, LUSAKA, August 19 – Zambian President Levy Mwanawasa, who died on Tuesday aged 59, built a reputation as a darling of the West by daring to criticise Robert Mugabe and keeping a tight rein on his country’s economy.
A lawyer by profession, Mwanawasa, who had been in hospital in Paris since suffering a stroke at the end of June, first came to prominence as a leader of the Multi-party Movement for Democracy (MMD) which ended the one-party rule of founding president Kenneth Kaunda in 1991.
His political career, however, was widely seen as over until he was unexpectedly plucked from semi-retirement by the outgoing president Frederick Chiluba who annointed him as his successor.
It was a decision Chiluba would live to regret, later finding himself on trial for stealing millions of dollars of state funds as Mwanawasa proved that he was prepared to ruffle feathers despite a mild-mannered demeanour.
While Chiluba fumed at his protege, his neighbour Mugabe was also infuriated by Mwanawasa’s lack of deference.
With tens of thousands of Zimbabweans heading north to escape the world’s highest rate of inflation, Mwanawasa caused severe embarrassment to Mugabe by likening the state of his economy to the Titanic.
And when the rest of southern Africa’s leaders kept quiet over opposition leader Morgan Tsvangirai’s decision to pull out of a run-off election against Mugabe, Mwanawasa described their silence as "scandalous."
"Free campaigns have not been allowed, and the opposition have been denied access to the media," he told reporters.
His temerity in criticising Mugabe — in stark contrast to the much-criticised quiet diplomacy of South African President Thabo Mbeki — won him the enmity of the Harare regime who portrayed him as a puppet of old colonial power Britain.
Western powers meanwhile warmed to him, with European nations stumping up 160 million dollars in aid for Zambian poverty eradication programmes for 2008.
Under Mwanawasa, Zambia built up foreign reserves to a record 1.1 billion dollars (700 million euros) while inflation was kept around the 10 percent level.
Nevertheless, he admitted to having only scratched the surface of poverty with a majority of Zambians still living below the poverty line.
And his much-vaunted campaign against corruption resulted in few convictions even if Chiluba is currently in the dock.
He also had to face accusations of nepotism with his wife Maureen often seen as the real power behind the throne.
She was instrumental in persuading him to run again for president in September 2006 only months after he had suffered his first stroke.
The Zambian leader had a long record of ill health, having suffered from prostate cancer, hypertension, diabetes and injuries from a road accident in 1993 when he was deputy president.

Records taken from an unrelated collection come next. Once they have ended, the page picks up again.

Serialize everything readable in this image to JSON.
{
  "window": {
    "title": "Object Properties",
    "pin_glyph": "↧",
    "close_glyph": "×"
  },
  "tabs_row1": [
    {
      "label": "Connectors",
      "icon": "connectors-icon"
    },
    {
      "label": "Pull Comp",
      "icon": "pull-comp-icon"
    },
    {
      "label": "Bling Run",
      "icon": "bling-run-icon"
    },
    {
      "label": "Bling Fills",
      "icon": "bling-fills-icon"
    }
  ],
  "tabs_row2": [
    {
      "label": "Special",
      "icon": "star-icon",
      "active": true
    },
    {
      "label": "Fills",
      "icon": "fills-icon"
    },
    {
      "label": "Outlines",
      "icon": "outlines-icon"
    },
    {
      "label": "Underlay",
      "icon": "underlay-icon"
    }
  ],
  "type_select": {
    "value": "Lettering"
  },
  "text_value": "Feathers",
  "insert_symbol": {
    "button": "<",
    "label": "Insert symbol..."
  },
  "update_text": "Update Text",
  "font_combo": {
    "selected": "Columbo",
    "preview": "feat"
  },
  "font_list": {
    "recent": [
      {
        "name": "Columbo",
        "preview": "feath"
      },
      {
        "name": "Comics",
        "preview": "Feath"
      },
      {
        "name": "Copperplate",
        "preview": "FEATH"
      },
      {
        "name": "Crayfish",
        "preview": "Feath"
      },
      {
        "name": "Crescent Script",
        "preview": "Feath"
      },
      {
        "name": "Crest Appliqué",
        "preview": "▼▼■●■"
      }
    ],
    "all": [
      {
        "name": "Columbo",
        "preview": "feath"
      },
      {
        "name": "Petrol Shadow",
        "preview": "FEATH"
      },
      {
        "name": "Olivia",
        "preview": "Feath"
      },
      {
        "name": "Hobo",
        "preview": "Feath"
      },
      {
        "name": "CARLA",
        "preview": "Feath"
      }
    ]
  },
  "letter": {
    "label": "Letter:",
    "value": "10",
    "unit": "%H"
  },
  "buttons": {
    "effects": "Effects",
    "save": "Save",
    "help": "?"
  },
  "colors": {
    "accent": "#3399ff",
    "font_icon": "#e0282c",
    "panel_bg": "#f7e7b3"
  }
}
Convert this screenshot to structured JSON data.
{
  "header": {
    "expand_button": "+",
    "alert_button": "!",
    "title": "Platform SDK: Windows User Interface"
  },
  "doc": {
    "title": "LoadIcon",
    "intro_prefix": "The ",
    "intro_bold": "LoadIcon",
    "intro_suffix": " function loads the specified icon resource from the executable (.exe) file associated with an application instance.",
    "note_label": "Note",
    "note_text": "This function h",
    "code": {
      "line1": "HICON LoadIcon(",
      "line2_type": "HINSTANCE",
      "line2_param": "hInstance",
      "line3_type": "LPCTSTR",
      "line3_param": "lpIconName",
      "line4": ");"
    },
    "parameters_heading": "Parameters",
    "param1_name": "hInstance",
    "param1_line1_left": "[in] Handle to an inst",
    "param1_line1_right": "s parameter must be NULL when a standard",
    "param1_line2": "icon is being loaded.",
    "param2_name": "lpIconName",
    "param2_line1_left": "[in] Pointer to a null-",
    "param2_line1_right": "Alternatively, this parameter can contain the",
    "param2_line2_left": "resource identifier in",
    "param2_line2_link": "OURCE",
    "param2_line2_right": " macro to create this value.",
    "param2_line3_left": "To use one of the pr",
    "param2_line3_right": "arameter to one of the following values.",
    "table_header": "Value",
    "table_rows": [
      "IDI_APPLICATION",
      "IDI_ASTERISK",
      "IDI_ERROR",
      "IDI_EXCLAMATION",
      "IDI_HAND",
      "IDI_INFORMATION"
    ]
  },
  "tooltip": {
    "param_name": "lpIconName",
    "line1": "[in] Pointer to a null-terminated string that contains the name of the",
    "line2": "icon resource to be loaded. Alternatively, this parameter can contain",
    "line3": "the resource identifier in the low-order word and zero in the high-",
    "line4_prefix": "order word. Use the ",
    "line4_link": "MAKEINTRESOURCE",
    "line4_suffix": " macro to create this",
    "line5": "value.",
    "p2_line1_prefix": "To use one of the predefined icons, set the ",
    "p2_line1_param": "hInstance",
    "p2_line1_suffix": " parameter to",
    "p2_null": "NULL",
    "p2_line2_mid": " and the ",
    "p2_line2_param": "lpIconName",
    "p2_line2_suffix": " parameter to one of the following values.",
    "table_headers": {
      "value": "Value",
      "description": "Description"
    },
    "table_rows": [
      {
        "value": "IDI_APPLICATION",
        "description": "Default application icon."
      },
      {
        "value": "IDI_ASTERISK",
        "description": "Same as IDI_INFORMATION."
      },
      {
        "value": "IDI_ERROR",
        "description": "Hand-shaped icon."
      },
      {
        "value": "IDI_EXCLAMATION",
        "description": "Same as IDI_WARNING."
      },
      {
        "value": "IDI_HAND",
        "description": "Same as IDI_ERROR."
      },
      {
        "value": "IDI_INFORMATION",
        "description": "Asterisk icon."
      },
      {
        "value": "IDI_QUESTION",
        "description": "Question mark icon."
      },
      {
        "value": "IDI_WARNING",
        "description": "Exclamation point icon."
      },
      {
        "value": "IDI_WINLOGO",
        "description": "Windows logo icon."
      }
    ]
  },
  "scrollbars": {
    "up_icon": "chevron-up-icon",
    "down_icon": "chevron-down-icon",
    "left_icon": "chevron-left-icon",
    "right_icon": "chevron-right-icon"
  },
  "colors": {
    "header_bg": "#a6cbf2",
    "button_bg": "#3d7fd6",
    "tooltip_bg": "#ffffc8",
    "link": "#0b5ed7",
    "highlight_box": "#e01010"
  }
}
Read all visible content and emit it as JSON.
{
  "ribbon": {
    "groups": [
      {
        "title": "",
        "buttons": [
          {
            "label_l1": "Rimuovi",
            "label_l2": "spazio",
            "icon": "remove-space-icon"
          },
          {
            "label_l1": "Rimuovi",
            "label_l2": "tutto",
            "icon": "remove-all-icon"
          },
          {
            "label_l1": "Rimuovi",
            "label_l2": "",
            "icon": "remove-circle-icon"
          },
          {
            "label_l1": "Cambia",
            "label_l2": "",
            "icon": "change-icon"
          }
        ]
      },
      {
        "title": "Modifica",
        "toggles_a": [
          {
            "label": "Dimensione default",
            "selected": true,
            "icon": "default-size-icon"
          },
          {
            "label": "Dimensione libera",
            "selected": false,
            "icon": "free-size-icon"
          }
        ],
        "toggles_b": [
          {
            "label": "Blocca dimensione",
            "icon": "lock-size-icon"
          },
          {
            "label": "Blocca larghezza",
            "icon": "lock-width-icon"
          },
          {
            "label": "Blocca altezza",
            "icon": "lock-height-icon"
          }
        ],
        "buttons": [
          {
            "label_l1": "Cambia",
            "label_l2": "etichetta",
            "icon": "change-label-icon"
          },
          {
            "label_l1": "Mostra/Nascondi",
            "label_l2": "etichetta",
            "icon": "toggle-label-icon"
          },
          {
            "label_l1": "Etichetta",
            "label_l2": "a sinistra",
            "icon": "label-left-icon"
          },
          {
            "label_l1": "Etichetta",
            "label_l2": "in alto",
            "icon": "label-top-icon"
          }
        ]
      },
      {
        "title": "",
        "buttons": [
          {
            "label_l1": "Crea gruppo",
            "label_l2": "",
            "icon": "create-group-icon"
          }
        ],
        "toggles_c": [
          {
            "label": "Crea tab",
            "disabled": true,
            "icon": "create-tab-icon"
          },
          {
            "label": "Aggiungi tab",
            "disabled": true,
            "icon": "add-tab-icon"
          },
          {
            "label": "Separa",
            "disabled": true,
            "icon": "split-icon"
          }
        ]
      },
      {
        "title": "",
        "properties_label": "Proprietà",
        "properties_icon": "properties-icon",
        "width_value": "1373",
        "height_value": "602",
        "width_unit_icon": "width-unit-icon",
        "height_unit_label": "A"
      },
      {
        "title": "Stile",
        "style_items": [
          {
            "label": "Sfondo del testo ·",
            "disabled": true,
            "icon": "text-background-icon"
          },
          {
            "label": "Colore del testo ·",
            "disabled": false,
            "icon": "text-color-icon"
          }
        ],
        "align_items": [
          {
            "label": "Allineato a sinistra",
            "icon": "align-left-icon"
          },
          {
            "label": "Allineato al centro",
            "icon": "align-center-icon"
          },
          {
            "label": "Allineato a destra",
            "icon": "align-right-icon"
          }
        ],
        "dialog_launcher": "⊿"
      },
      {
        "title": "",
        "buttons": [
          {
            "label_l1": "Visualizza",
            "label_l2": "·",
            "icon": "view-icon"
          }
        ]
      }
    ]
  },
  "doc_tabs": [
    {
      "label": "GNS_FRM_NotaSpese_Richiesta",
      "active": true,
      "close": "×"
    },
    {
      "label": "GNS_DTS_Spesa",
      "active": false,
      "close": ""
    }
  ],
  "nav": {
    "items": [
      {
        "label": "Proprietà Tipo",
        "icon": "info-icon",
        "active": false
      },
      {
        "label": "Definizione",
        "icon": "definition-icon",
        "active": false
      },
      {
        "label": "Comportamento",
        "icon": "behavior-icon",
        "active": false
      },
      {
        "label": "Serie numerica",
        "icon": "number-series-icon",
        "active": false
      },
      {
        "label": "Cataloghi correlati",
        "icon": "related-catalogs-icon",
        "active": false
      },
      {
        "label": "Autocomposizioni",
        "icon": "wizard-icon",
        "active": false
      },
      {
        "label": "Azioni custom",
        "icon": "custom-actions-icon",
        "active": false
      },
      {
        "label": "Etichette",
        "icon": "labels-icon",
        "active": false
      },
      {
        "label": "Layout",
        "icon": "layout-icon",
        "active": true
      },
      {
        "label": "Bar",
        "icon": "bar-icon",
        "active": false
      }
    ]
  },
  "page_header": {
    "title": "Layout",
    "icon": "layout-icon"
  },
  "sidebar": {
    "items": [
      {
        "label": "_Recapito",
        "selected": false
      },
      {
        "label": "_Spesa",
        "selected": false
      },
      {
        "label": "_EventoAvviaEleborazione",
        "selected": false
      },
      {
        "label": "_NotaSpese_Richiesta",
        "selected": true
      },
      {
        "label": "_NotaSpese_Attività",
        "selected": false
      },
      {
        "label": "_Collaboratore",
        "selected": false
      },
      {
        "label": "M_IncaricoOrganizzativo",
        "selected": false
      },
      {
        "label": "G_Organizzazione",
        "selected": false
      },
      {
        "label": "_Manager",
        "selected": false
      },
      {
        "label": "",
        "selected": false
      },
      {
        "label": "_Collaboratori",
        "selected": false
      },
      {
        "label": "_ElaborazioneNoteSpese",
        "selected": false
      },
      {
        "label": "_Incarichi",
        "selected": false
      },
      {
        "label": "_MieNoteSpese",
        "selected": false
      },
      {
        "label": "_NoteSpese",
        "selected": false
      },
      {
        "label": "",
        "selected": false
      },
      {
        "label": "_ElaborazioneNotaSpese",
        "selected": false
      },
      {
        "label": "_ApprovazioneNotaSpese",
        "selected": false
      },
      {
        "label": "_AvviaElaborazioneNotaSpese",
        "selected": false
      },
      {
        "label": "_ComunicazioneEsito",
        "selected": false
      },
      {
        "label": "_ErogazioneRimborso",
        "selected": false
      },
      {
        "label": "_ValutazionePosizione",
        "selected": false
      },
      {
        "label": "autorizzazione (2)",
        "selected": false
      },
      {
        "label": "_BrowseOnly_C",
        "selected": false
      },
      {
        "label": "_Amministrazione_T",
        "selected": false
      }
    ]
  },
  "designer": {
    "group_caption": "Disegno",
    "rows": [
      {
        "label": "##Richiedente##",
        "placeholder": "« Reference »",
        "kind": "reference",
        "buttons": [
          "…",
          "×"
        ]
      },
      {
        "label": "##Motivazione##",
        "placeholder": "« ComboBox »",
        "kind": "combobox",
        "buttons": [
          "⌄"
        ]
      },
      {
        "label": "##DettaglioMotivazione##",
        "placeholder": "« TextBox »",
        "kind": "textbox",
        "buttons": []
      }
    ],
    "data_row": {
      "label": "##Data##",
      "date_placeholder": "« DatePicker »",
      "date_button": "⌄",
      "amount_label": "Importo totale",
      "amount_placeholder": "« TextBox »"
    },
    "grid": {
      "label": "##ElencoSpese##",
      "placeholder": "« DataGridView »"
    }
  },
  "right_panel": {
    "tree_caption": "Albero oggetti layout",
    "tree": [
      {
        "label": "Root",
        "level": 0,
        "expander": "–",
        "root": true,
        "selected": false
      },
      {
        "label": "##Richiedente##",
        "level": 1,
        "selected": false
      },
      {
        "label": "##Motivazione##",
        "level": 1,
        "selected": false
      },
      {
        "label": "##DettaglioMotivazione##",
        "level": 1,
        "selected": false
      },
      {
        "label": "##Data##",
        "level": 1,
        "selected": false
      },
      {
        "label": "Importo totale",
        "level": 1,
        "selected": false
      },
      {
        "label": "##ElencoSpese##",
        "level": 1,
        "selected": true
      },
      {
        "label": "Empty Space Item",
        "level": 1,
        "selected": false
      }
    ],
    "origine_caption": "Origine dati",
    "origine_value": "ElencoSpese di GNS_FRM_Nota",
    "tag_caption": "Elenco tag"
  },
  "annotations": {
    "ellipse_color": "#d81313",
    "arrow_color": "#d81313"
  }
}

"The only good thing that happened after that accident was that I lost (my) appetite for alcohol," Mwanawasa said.
Mwanawasa became Zambia’s third president on January 2, 2002, after he won a controversial election, widely believed to have been rigged for him by Chiluba.
He stunned many by then turning against his mentor and instigating his arrest on charges of corruption and theft of public funds.
He was later re-elected for the second and final term in office in 2006 after another controversial election that opposition leader Michael Sata also claimed had been rigged.
Mwanawasa’s first taste of public office came when he served as solicitor-general under Kaunda before he defected to co-found the MMD in 1991.
Appointed vice president by Chiluba, he later quit in protest against corruption and drug trafficking by senior government officials.
A former Jehovah’s Witness, he later joined the Baptists.
After divorcing his first wife, Mwanawasa married fellow lawyer Maureen who survives him along with his six children.